ACTRIS-DK receives funding from the research infrastructure pool
The project, which is being run by Henrik Skov at the Department of Environmental Science, will receive DKK 16.7 million for research equipment and research facilities to support the project and Danish work on green development.
The project has just been selected by the Danish Ministry of Higher Education and Science to be part of the Danish Roadmap for Research Infrastructures. The Danish Roadmap for Research Infrastructures 2020 is Denmark's national strategy for the research infrastructure area. The roadmap indicates the direction for developments in this area in the years to come.
ACTRIS-DK monitors trends within climate and air quality, and the derived effects on human health and the environment. The aim is to achieve a better understanding of the correlation between the composition of the atmosphere and the observed effects on climate change, air quality, human health and ecosystems in a European context, but also outside Europe.
The data collected by ACTRIS-DK is important in efforts to anticipate the future consequences of air quality and climate change on humans and nature.
This requires an infrastructure of measuring stations and laboratory facilities equipped with complex measuring and monitoring instruments and models.
The head of ACTRIS-DK, Henrik Skov from the Department of Environmental Science, Aarhus University, is pleased to have received the funding, which now makes it possible to upgrade and connect four existing platforms for research into air quality and climate:
Two atmospheric chemistry and physical observatories located in northern Greenland and central Zealand, respectively, and two laboratories for the study of atmospheric chemistry and physical processes located in Aarhus and Copenhagen, respectively.

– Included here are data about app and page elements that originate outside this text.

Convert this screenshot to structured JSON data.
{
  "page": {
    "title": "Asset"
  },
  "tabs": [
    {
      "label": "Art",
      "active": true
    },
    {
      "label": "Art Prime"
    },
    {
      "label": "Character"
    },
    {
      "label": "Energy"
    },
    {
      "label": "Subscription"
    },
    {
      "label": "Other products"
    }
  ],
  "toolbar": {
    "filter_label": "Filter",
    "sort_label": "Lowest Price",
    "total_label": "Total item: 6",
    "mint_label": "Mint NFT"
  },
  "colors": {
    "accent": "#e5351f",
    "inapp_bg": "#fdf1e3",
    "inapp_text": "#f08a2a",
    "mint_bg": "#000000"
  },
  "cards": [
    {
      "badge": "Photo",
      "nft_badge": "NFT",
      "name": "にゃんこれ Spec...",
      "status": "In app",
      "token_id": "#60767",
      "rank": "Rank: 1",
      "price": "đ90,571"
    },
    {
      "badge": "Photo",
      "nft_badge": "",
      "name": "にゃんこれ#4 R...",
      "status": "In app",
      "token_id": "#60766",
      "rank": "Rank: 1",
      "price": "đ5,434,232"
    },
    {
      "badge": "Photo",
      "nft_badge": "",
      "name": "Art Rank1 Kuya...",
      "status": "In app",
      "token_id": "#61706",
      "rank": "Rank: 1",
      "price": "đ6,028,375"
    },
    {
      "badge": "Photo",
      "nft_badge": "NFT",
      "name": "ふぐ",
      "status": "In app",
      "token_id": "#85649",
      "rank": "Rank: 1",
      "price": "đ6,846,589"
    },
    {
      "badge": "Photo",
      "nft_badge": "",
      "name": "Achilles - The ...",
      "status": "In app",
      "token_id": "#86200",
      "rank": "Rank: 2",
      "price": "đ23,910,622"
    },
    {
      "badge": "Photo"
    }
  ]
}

"The goal is to create an infrastructure of the highest scientific standard, so that we can study aerosols, trace gases and clouds. This will give us excellent research opportunities, and Denmark will have a research-based platform for making decisions about air quality and the climate," says Henrik Skov.
Furthermore, ACTRIS-DK will become a member of ACTRIS, the European infrastructure for observations of aerosols, clouds and trace gases. A total of 22 countries are currently participating in ACTRIS, and through ACTRIS, ACTRIS-DK will be able to connect researchers to Danish and international measuring stations and laboratory facilities.
The infrastructures will strengthen collaboration between research institutions, both Danish and international institutions, and they will enable broad collaboration with other interested partners.
IMPORTANT DATA FOR GREEN DEVELOPMENT WORK
The new joint infrastructure, which collects data from both observational and exploratory platforms, is crucial for endeavours to understand the social and financial consequences of air quality and the climate.
"With this funding from the research infrastructure pool we can establish facilities we would otherwise not have been able to establish. It will give us access to build knowledge that is extremely important for society," stresses Henrik Skov.
From the Villum Research Station in northern Greenland, where part of ACTRIS-DK's research takes place, Henrik Skov and his fellow researchers can see very clearly the importance of the project's contribution to the green development.
"Today we say that the world has seen a temperature increase of around 1.2 degrees Celsius since pre-industrial times. Up here, the temperature has increased by more than 4 degrees Celsius. This has serious consequences for the ice cover. We are seeing the effects of climate change right now. And it's devastating. If we want to understand what the world will be like in the future, we have to go out and do measurements, so that we can try to understand as much as possible of what is happening," he says.
Read more about the project and the research infrastructure pool on the website of the Danish Ministry of Higher Education and Science.
Professor Henrik Skov, Department of Environmental Science, Aarhus University; mail:firstname.lastname@example.org; tel.: +45 87158524.